Designing a Print Ad for an Outdoor Furnishings Company
Recently, I was asked to create a print ad for an outdoor furnishings company. The purpose of the ad was to drive consumers to a new website Affinity Express had designed previously. Here potential customers would get inspiration for creating the backyard of their dreams. I knew I wanted to use the same fonts, colors and overall look and feel of the website in my design—that was a given. Having worked closely with the client, I knew they liked simple, uncluttered layouts that focus consumers in one direction with laser-like accuracy. In this case, the objective was to highlight the website URL.
My thought process was to take the point of view of the consumer. I wanted to evoke and tap into the feeling when someone realizes they need help visualizing the full potential of their backyard. Then I wanted to do what the website does: inspire the viewer. By showing an unfinished yard with the simple addition of a few products, I believed the viewer could begin to imagine the possibilities and get excited. That's why my first thought was to use a photograph (illustrated in the ad to the right).
At this point, I realized I was missing a golden opportunity to push the website so I replaced the photo image with that of a laptop computer opened to display the addition of the client's products; accomplishing both objectives with one visual.
Having recently attended an Advertising Federation luncheon in which the speaker pointed out the most recent eye-tracking study results, I decided to incorporate this new information into my design. Traditionally, designers place the client's logo in the bottom right or left section of the ad. According to the results of studies, this is referred to the "dead zone".
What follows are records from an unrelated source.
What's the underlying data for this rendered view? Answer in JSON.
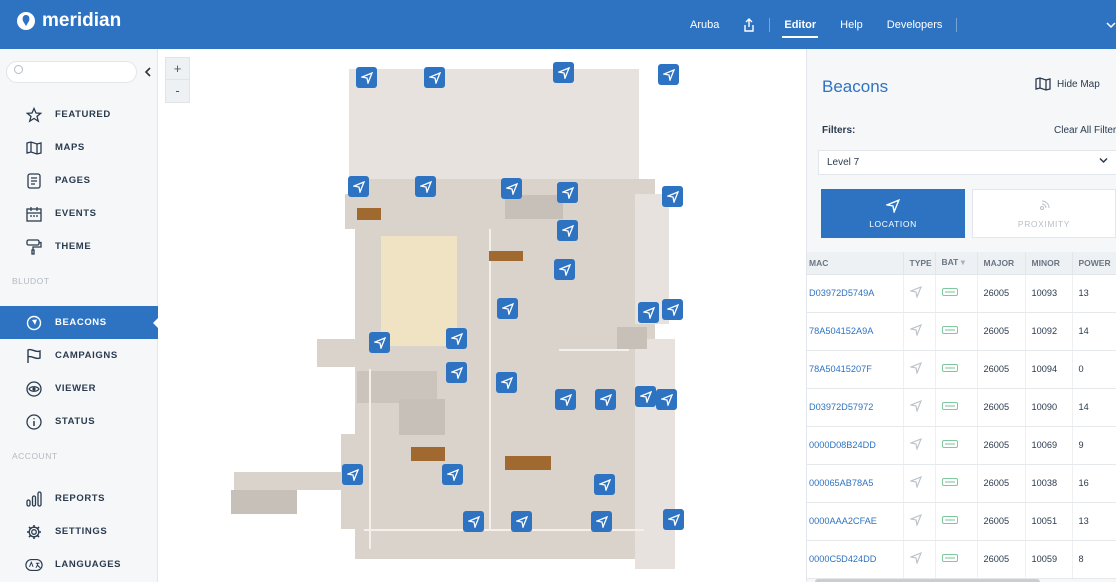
{
  "app": {
    "brand": "meridian"
  },
  "topnav": {
    "location": "Aruba",
    "editor": "Editor",
    "help": "Help",
    "developers": "Developers"
  },
  "sidebar": {
    "search_placeholder": "Q",
    "items": [
      {
        "label": "FEATURED",
        "icon": "star-icon"
      },
      {
        "label": "MAPS",
        "icon": "map-icon"
      },
      {
        "label": "PAGES",
        "icon": "pages-icon"
      },
      {
        "label": "EVENTS",
        "icon": "calendar-icon"
      },
      {
        "label": "THEME",
        "icon": "paint-roller-icon"
      }
    ],
    "section_bludot": "BLUDOT",
    "bludot_items": [
      {
        "label": "BEACONS",
        "icon": "beacon-pin-icon",
        "active": true
      },
      {
        "label": "CAMPAIGNS",
        "icon": "flag-icon"
      },
      {
        "label": "VIEWER",
        "icon": "eye-icon"
      },
      {
        "label": "STATUS",
        "icon": "info-icon"
      }
    ],
    "section_account": "ACCOUNT",
    "account_items": [
      {
        "label": "REPORTS",
        "icon": "bar-chart-icon"
      },
      {
        "label": "SETTINGS",
        "icon": "gear-icon"
      },
      {
        "label": "LANGUAGES",
        "icon": "translate-icon"
      }
    ]
  },
  "map": {
    "zoom_in": "+",
    "zoom_out": "-"
  },
  "panel": {
    "title": "Beacons",
    "hide_map": "Hide Map",
    "filters_label": "Filters:",
    "clear_all": "Clear All Filters",
    "level": "Level 7",
    "type_location": "LOCATION",
    "type_proximity": "PROXIMITY",
    "columns": [
      "MAC",
      "TYPE",
      "BAT",
      "MAJOR",
      "MINOR",
      "POWER"
    ],
    "rows": [
      {
        "mac": "D03972D5749A",
        "major": "26005",
        "minor": "10093",
        "power": "13"
      },
      {
        "mac": "78A504152A9A",
        "major": "26005",
        "minor": "10092",
        "power": "14"
      },
      {
        "mac": "78A50415207F",
        "major": "26005",
        "minor": "10094",
        "power": "0"
      },
      {
        "mac": "D03972D57972",
        "major": "26005",
        "minor": "10090",
        "power": "14"
      },
      {
        "mac": "0000D08B24DD",
        "major": "26005",
        "minor": "10069",
        "power": "9"
      },
      {
        "mac": "000065AB78A5",
        "major": "26005",
        "minor": "10038",
        "power": "16"
      },
      {
        "mac": "0000AAA2CFAE",
        "major": "26005",
        "minor": "10051",
        "power": "13"
      },
      {
        "mac": "0000C5D424DD",
        "major": "26005",
        "minor": "10059",
        "power": "8"
      }
    ]
  },
  "colors": {
    "brand_blue": "#2e73c2",
    "sidebar_bg": "#f5f7f9",
    "floor": "#d9d3cc",
    "table_wood": "#a0692f"
  }
}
The speaker also pointed out the average consumer looks at an ad for 2.1 seconds or less. This is a considerably shorter amount of time than in years past and is due greatly in part to the way consumers process digital and online marketing materials. They tend to scan ads versus stop to read everything. So in order to communicate the brand in the ad as fast as possible, I placed the logo at the top of the page, above a straightforward headline that promotes a clear message.